As our guide led us toward the water, he insisted, “Wait here. You must get onto Daniel’s boat.” Yossi returned quickly to lead us aboard. As we pulled out onto the water, I absorbed the images around me: the sea, the boats, the hills in the distance and the faces of those who sailed with me. I looked upward to ask, “What were you thinking when you looked at all of this?” Before I received an answer, a gentleman came forward to offer a commentary regarding the sea and Jesus’ impact there. I was surprised by this. His passion implied that this presentation was far more than a tour narrative. I assumed this man was Daniel until he stepped back to introduce our boat captain. Seconds into Daniel’s remarks, I understood Yossi’s reasons for booking this tour with him.
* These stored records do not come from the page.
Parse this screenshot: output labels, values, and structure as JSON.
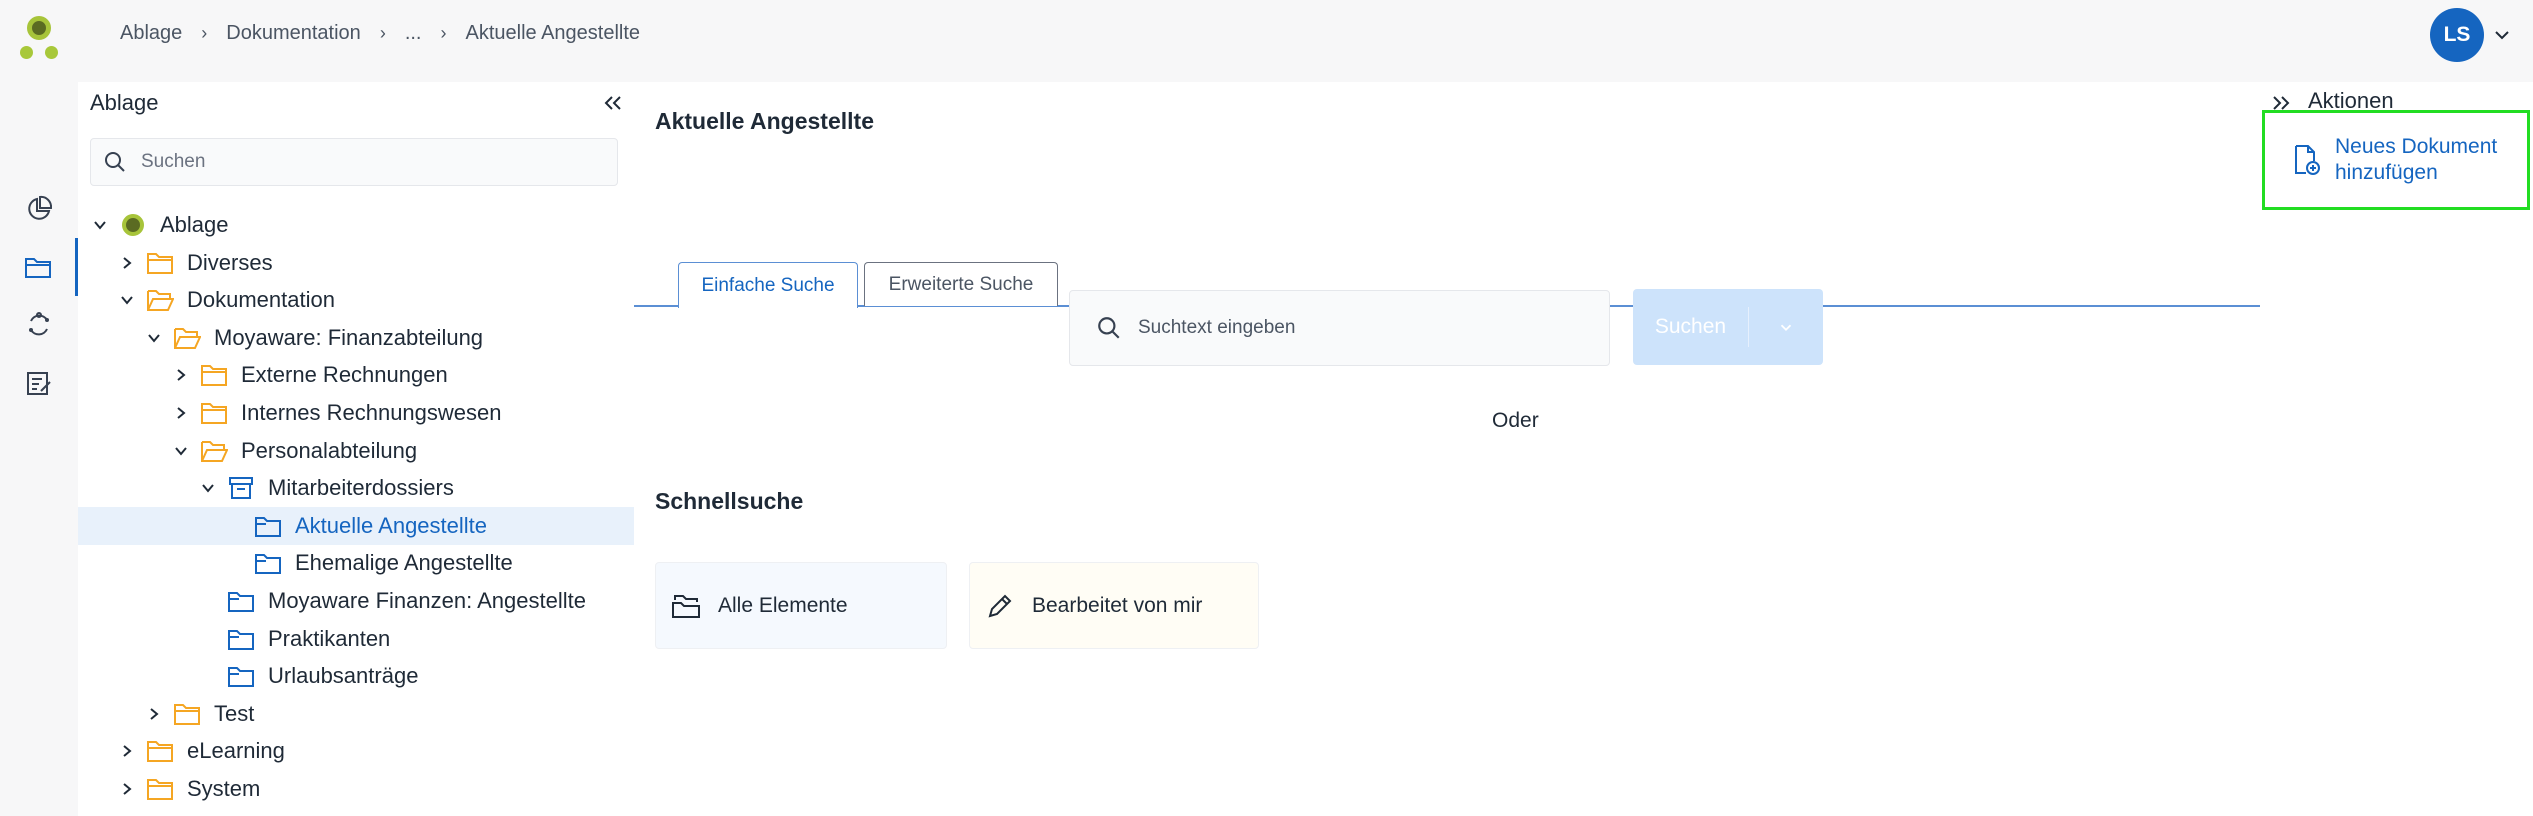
{
  "breadcrumb": {
    "items": [
      "Ablage",
      "Dokumentation",
      "...",
      "Aktuelle Angestellte"
    ]
  },
  "user": {
    "initials": "LS"
  },
  "colors": {
    "accent": "#1565c0",
    "folder": "#f5a623",
    "highlight": "#22dd22",
    "logo": "#a8c83a"
  },
  "rail": {
    "icons": [
      "pie-chart-icon",
      "folder-icon",
      "sync-icon",
      "task-list-icon"
    ]
  },
  "tree_panel": {
    "title": "Ablage",
    "search_placeholder": "Suchen",
    "nodes": [
      {
        "label": "Ablage",
        "icon": "ablage-logo-icon"
      },
      {
        "label": "Diverses",
        "icon": "folder-icon"
      },
      {
        "label": "Dokumentation",
        "icon": "folder-open-icon"
      },
      {
        "label": "Moyaware: Finanzabteilung",
        "icon": "folder-open-icon"
      },
      {
        "label": "Externe Rechnungen",
        "icon": "folder-icon"
      },
      {
        "label": "Internes Rechnungswesen",
        "icon": "folder-icon"
      },
      {
        "label": "Personalabteilung",
        "icon": "folder-open-icon"
      },
      {
        "label": "Mitarbeiterdossiers",
        "icon": "archive-icon"
      },
      {
        "label": "Aktuelle Angestellte",
        "icon": "search-folder-icon"
      },
      {
        "label": "Ehemalige Angestellte",
        "icon": "search-folder-icon"
      },
      {
        "label": "Moyaware Finanzen: Angestellte",
        "icon": "search-folder-icon"
      },
      {
        "label": "Praktikanten",
        "icon": "search-folder-icon"
      },
      {
        "label": "Urlaubsanträge",
        "icon": "search-folder-icon"
      },
      {
        "label": "Test",
        "icon": "folder-icon"
      },
      {
        "label": "eLearning",
        "icon": "folder-icon"
      },
      {
        "label": "System",
        "icon": "folder-icon"
      }
    ]
  },
  "main": {
    "title": "Aktuelle Angestellte",
    "tabs": [
      {
        "label": "Einfache Suche"
      },
      {
        "label": "Erweiterte Suche"
      }
    ],
    "search_placeholder": "Suchtext eingeben",
    "search_button": "Suchen",
    "or_label": "Oder",
    "quick_title": "Schnellsuche",
    "quick_cards": [
      {
        "label": "Alle Elemente"
      },
      {
        "label": "Bearbeitet von mir"
      }
    ]
  },
  "actions": {
    "title": "Aktionen",
    "items": [
      {
        "label": "Neues Dokument hinzufügen"
      }
    ]
  }
}
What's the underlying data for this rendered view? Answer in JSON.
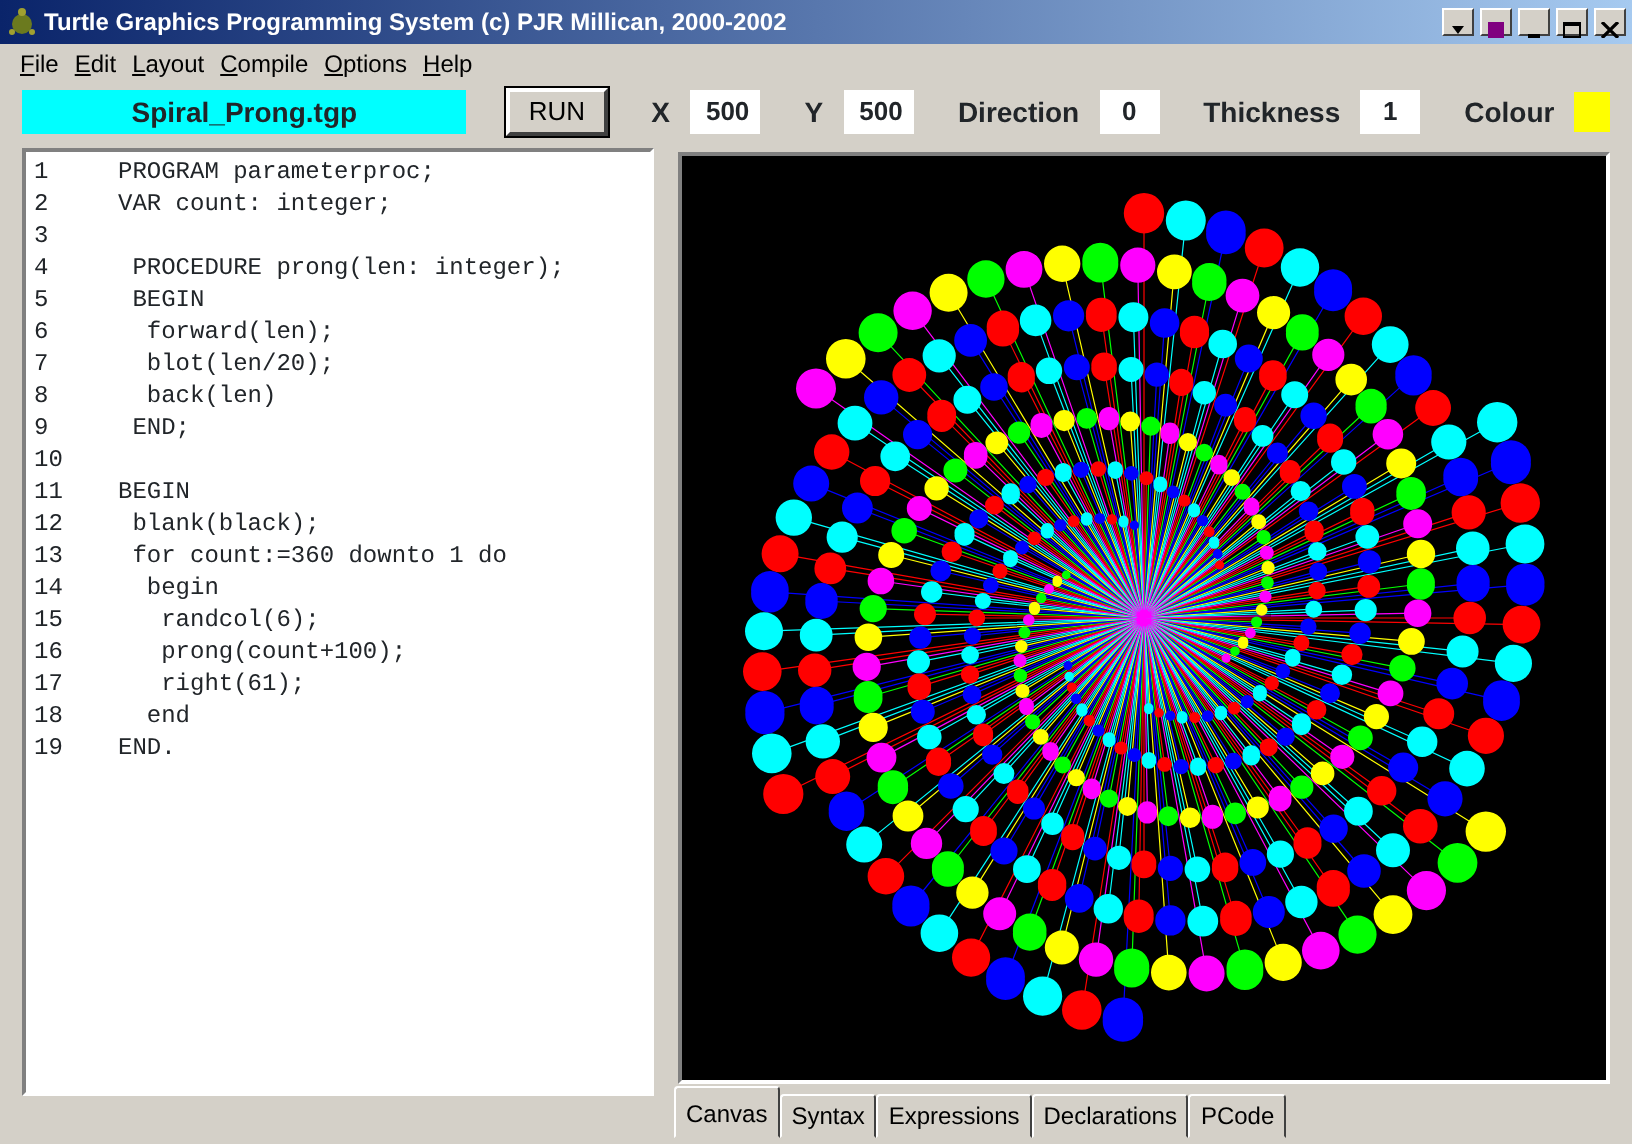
{
  "window": {
    "title": "Turtle Graphics Programming System  (c) PJR Millican, 2000-2002"
  },
  "menu": [
    "File",
    "Edit",
    "Layout",
    "Compile",
    "Options",
    "Help"
  ],
  "toolbar": {
    "filename": "Spiral_Prong.tgp",
    "run_button": "RUN",
    "fields": [
      {
        "label": "X",
        "value": "500"
      },
      {
        "label": "Y",
        "value": "500"
      },
      {
        "label": "Direction",
        "value": "0"
      },
      {
        "label": "Thickness",
        "value": "1"
      }
    ],
    "colour": {
      "label": "Colour",
      "color": "#ffff00"
    }
  },
  "editor": {
    "lines": [
      {
        "number": "1",
        "code": "PROGRAM parameterproc;"
      },
      {
        "number": "2",
        "code": "VAR count: integer;"
      },
      {
        "number": "3"
      },
      {
        "number": "4",
        "code": " PROCEDURE prong(len: integer);"
      },
      {
        "number": "5",
        "code": " BEGIN"
      },
      {
        "number": "6",
        "code": "  forward(len);"
      },
      {
        "number": "7",
        "code": "  blot(len/20);"
      },
      {
        "number": "8",
        "code": "  back(len)"
      },
      {
        "number": "9",
        "code": " END;"
      },
      {
        "number": "10"
      },
      {
        "number": "11",
        "code": "BEGIN"
      },
      {
        "number": "12",
        "code": " blank(black);"
      },
      {
        "number": "13",
        "code": " for count:=360 downto 1 do"
      },
      {
        "number": "14",
        "code": "  begin"
      },
      {
        "number": "15",
        "code": "   randcol(6);"
      },
      {
        "number": "16",
        "code": "   prong(count+100);"
      },
      {
        "number": "17",
        "code": "   right(61);"
      },
      {
        "number": "18",
        "code": "  end"
      },
      {
        "number": "19",
        "code": "END."
      }
    ]
  },
  "tabs": [
    {
      "label": "Canvas",
      "selected": true
    },
    {
      "label": "Syntax",
      "selected": false
    },
    {
      "label": "Expressions",
      "selected": false
    },
    {
      "label": "Declarations",
      "selected": false
    },
    {
      "label": "PCode",
      "selected": false
    }
  ]
}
Daniel explained that he is a Messianic Jew. He was born to a young unmarried Orthodox Jewish woman and was given up for adoption to a secular Jewish family. Though his family had no faith to share with him, they provided Daniel with a loving home in the port city of Haifa. This proximity to water inspired Daniel’s love for the sea and his desire to become a boat captain one day. Daniel’s family also nurtured his love for music by gifting him with a set of drums early on. Unfortunately, Daniel endured a personal crisis in his late twenties. This death of sorts urged Daniel onto a quest deep within himself. Because his family hadn’t kept his adoption secret, Daniel continued his journey by finding his birth family: his mother and four siblings. With the hope of building relationships with them, Daniel relocated nearby. He stayed in a Kibbutz and found a job on a tour boat.

I recalled our tour guide Yossi’s experience growing up in a Kibbutz. There was no talk of God there. I assumed Daniel’s newfound family were Orthodox Jews as his birth mother had been, so there would be no talk of Jesus with them. Offering tours of “holy” places is big business and certainly not a religious experience for local Jews and Palestinians. What was it then that prompted Daniel to take that extreme step toward Jesus?

Apparently, Daniel discovered Jesus’ tangible presence on the Sea of Galilee just as I had. For five years, he listened to his passengers talk about their belief in Yeshua (Jesus in Hebrew) as they sailed. All the while, Daniel absorbed the prayers, music and scripture passages they shared. Every day, Daniel pondered all that he saw and heard. In the end, Daniel couldn’t help being moved. Something within Daniel came to life the day he realized that he also believed in Yeshua. Yeshua had become Daniel’s most precious and life-giving treasure.

Daniel has responded by sharing his testimony and his music during tours. He sings the hymns which inspired him and translates them into Hebrew for other Messianic Jews to enjoy. The day we sailed with him, I witnessed Jesus’ passion in Daniel. The love he expressed for Yeshua with every word echoed Jesus’ deep love for you and me. Daniel has recorded these hymns and his own works in an effort to tell all who will listen about Yeshua. He does this in spite of being ostracized by many of his fellow Jews, secular and religious, who resent the beliefs of Messianic Jews. As for me, Daniel’s CD eases me into Jesus’ company every time I listen to it.

I share all of this because Jesus seems to have done for Daniel what he did for Lazarus two thousand years ago. Today, John’s gospel (John 11:1-45) tells us that Jesus’ dear friend Lazarus had taken ill and died. When Jesus went to Lazarus’ sisters to comfort them, Martha and Mary insisted that Lazarus would not have died if Jesus had been with him. Do you know how many times I’ve looked upward and declared, “If you were here, things would be different?”! Raising Lazarus was Jesus’ greatest miracle. Daniel will tell you that this miracle was repeated in him when he welcomed Jesus into his life. I will tell you that this miracle has been repeated within me every time I’ve survived one of the major and minor tragedies of my life. Jesus’ miracle is repeated in each of us over and over again. The best part of all of this is that we can imitate Jesus’ miracle in our own efforts to renew the lives of those we’ve been given to love.

©2017 Mary Penich – All Rights Reserved